___ Data under study

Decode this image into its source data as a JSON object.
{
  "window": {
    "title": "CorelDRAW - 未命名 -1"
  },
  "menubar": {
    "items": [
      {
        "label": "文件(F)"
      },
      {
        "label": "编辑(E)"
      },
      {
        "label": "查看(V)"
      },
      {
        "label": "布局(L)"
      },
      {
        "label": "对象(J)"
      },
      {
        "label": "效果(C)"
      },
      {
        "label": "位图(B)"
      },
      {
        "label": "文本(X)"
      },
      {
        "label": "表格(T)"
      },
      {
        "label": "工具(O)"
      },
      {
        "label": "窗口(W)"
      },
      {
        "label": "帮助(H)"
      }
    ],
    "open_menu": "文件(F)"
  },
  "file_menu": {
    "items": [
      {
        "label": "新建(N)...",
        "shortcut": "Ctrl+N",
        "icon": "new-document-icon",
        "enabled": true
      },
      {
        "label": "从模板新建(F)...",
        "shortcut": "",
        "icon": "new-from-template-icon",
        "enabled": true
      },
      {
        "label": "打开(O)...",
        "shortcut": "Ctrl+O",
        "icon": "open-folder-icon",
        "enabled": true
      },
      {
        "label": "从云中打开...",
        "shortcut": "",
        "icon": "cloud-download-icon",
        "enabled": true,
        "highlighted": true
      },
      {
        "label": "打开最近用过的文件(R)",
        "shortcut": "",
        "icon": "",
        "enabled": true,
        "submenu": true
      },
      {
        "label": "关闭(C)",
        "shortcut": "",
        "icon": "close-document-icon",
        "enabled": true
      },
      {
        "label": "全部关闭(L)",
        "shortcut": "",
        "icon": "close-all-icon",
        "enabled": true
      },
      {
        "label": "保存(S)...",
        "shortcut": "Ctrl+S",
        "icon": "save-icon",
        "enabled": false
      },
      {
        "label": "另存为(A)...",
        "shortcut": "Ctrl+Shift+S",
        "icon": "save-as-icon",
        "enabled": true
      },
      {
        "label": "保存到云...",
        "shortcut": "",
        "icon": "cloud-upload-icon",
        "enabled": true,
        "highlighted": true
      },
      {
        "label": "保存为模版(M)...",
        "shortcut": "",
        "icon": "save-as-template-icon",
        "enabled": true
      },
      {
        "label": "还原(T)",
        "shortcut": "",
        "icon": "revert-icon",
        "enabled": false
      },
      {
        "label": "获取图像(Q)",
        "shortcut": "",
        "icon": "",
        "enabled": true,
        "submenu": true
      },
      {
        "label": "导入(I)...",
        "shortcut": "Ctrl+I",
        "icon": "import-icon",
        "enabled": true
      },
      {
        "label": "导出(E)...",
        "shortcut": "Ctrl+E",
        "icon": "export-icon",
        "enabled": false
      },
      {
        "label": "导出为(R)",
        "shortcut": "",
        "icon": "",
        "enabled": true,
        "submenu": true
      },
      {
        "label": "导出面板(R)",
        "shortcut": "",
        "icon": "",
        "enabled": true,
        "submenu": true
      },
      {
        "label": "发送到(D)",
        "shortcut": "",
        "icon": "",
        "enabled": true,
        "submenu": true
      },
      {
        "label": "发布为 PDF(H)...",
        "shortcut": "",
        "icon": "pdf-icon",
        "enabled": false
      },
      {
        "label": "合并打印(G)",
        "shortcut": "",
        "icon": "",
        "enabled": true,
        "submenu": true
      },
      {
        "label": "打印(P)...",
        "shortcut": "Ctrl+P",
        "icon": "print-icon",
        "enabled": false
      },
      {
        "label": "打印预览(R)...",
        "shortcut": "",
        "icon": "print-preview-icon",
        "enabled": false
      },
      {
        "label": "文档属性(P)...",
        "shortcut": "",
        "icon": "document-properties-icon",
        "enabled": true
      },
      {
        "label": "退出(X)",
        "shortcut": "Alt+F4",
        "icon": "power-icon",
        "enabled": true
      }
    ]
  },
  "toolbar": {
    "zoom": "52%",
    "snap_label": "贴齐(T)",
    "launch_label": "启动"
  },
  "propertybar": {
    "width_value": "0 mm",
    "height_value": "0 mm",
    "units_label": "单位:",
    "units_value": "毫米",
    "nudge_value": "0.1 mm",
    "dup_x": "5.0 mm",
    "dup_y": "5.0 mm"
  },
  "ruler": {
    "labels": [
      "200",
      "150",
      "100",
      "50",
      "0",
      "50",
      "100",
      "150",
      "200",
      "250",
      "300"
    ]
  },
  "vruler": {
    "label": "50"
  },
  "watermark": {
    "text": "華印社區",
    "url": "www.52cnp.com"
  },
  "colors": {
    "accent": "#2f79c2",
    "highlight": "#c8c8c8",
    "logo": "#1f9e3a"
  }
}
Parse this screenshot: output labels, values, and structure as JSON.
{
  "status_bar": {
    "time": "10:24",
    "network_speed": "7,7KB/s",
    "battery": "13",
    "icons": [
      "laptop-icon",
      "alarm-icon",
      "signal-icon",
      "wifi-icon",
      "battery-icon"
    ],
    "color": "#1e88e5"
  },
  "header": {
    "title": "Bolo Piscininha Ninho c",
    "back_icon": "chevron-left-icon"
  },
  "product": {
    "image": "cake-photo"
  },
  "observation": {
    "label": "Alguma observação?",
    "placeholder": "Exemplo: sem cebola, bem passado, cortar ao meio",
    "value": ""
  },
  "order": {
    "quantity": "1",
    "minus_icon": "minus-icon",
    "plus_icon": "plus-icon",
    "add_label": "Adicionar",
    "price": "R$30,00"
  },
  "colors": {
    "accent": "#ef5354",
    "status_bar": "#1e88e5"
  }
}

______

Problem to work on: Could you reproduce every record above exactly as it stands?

Response for this exercise:
Decode this image into its source data as a JSON object.
{
  "window": {
    "title": "CorelDRAW - 未命名 -1"
  },
  "menubar": {
    "items": [
      {
        "label": "文件(F)"
      },
      {
        "label": "编辑(E)"
      },
      {
        "label": "查看(V)"
      },
      {
        "label": "布局(L)"
      },
      {
        "label": "对象(J)"
      },
      {
        "label": "效果(C)"
      },
      {
        "label": "位图(B)"
      },
      {
        "label": "文本(X)"
      },
      {
        "label": "表格(T)"
      },
      {
        "label": "工具(O)"
      },
      {
        "label": "窗口(W)"
      },
      {
        "label": "帮助(H)"
      }
    ],
    "open_menu": "文件(F)"
  },
  "file_menu": {
    "items": [
      {
        "label": "新建(N)...",
        "shortcut": "Ctrl+N",
        "icon": "new-document-icon",
        "enabled": true
      },
      {
        "label": "从模板新建(F)...",
        "shortcut": "",
        "icon": "new-from-template-icon",
        "enabled": true
      },
      {
        "label": "打开(O)...",
        "shortcut": "Ctrl+O",
        "icon": "open-folder-icon",
        "enabled": true
      },
      {
        "label": "从云中打开...",
        "shortcut": "",
        "icon": "cloud-download-icon",
        "enabled": true,
        "highlighted": true
      },
      {
        "label": "打开最近用过的文件(R)",
        "shortcut": "",
        "icon": "",
        "enabled": true,
        "submenu": true
      },
      {
        "label": "关闭(C)",
        "shortcut": "",
        "icon": "close-document-icon",
        "enabled": true
      },
      {
        "label": "全部关闭(L)",
        "shortcut": "",
        "icon": "close-all-icon",
        "enabled": true
      },
      {
        "label": "保存(S)...",
        "shortcut": "Ctrl+S",
        "icon": "save-icon",
        "enabled": false
      },
      {
        "label": "另存为(A)...",
        "shortcut": "Ctrl+Shift+S",
        "icon": "save-as-icon",
        "enabled": true
      },
      {
        "label": "保存到云...",
        "shortcut": "",
        "icon": "cloud-upload-icon",
        "enabled": true,
        "highlighted": true
      },
      {
        "label": "保存为模版(M)...",
        "shortcut": "",
        "icon": "save-as-template-icon",
        "enabled": true
      },
      {
        "label": "还原(T)",
        "shortcut": "",
        "icon": "revert-icon",
        "enabled": false
      },
      {
        "label": "获取图像(Q)",
        "shortcut": "",
        "icon": "",
        "enabled": true,
        "submenu": true
      },
      {
        "label": "导入(I)...",
        "shortcut": "Ctrl+I",
        "icon": "import-icon",
        "enabled": true
      },
      {
        "label": "导出(E)...",
        "shortcut": "Ctrl+E",
        "icon": "export-icon",
        "enabled": false
      },
      {
        "label": "导出为(R)",
        "shortcut": "",
        "icon": "",
        "enabled": true,
        "submenu": true
      },
      {
        "label": "导出面板(R)",
        "shortcut": "",
        "icon": "",
        "enabled": true,
        "submenu": true
      },
      {
        "label": "发送到(D)",
        "shortcut": "",
        "icon": "",
        "enabled": true,
        "submenu": true
      },
      {
        "label": "发布为 PDF(H)...",
        "shortcut": "",
        "icon": "pdf-icon",
        "enabled": false
      },
      {
        "label": "合并打印(G)",
        "shortcut": "",
        "icon": "",
        "enabled": true,
        "submenu": true
      },
      {
        "label": "打印(P)...",
        "shortcut": "Ctrl+P",
        "icon": "print-icon",
        "enabled": false
      },
      {
        "label": "打印预览(R)...",
        "shortcut": "",
        "icon": "print-preview-icon",
        "enabled": false
      },
      {
        "label": "文档属性(P)...",
        "shortcut": "",
        "icon": "document-properties-icon",
        "enabled": true
      },
      {
        "label": "退出(X)",
        "shortcut": "Alt+F4",
        "icon": "power-icon",
        "enabled": true
      }
    ]
  },
  "toolbar": {
    "zoom": "52%",
    "snap_label": "贴齐(T)",
    "launch_label": "启动"
  },
  "propertybar": {
    "width_value": "0 mm",
    "height_value": "0 mm",
    "units_label": "单位:",
    "units_value": "毫米",
    "nudge_value": "0.1 mm",
    "dup_x": "5.0 mm",
    "dup_y": "5.0 mm"
  },
  "ruler": {
    "labels": [
      "200",
      "150",
      "100",
      "50",
      "0",
      "50",
      "100",
      "150",
      "200",
      "250",
      "300"
    ]
  },
  "vruler": {
    "label": "50"
  },
  "watermark": {
    "text": "華印社區",
    "url": "www.52cnp.com"
  },
  "colors": {
    "accent": "#2f79c2",
    "highlight": "#c8c8c8",
    "logo": "#1f9e3a"
  }
}
Parse this screenshot: output labels, values, and structure as JSON.
{
  "status_bar": {
    "time": "10:24",
    "network_speed": "7,7KB/s",
    "battery": "13",
    "icons": [
      "laptop-icon",
      "alarm-icon",
      "signal-icon",
      "wifi-icon",
      "battery-icon"
    ],
    "color": "#1e88e5"
  },
  "header": {
    "title": "Bolo Piscininha Ninho c",
    "back_icon": "chevron-left-icon"
  },
  "product": {
    "image": "cake-photo"
  },
  "observation": {
    "label": "Alguma observação?",
    "placeholder": "Exemplo: sem cebola, bem passado, cortar ao meio",
    "value": ""
  },
  "order": {
    "quantity": "1",
    "minus_icon": "minus-icon",
    "plus_icon": "plus-icon",
    "add_label": "Adicionar",
    "price": "R$30,00"
  },
  "colors": {
    "accent": "#ef5354",
    "status_bar": "#1e88e5"
  }
}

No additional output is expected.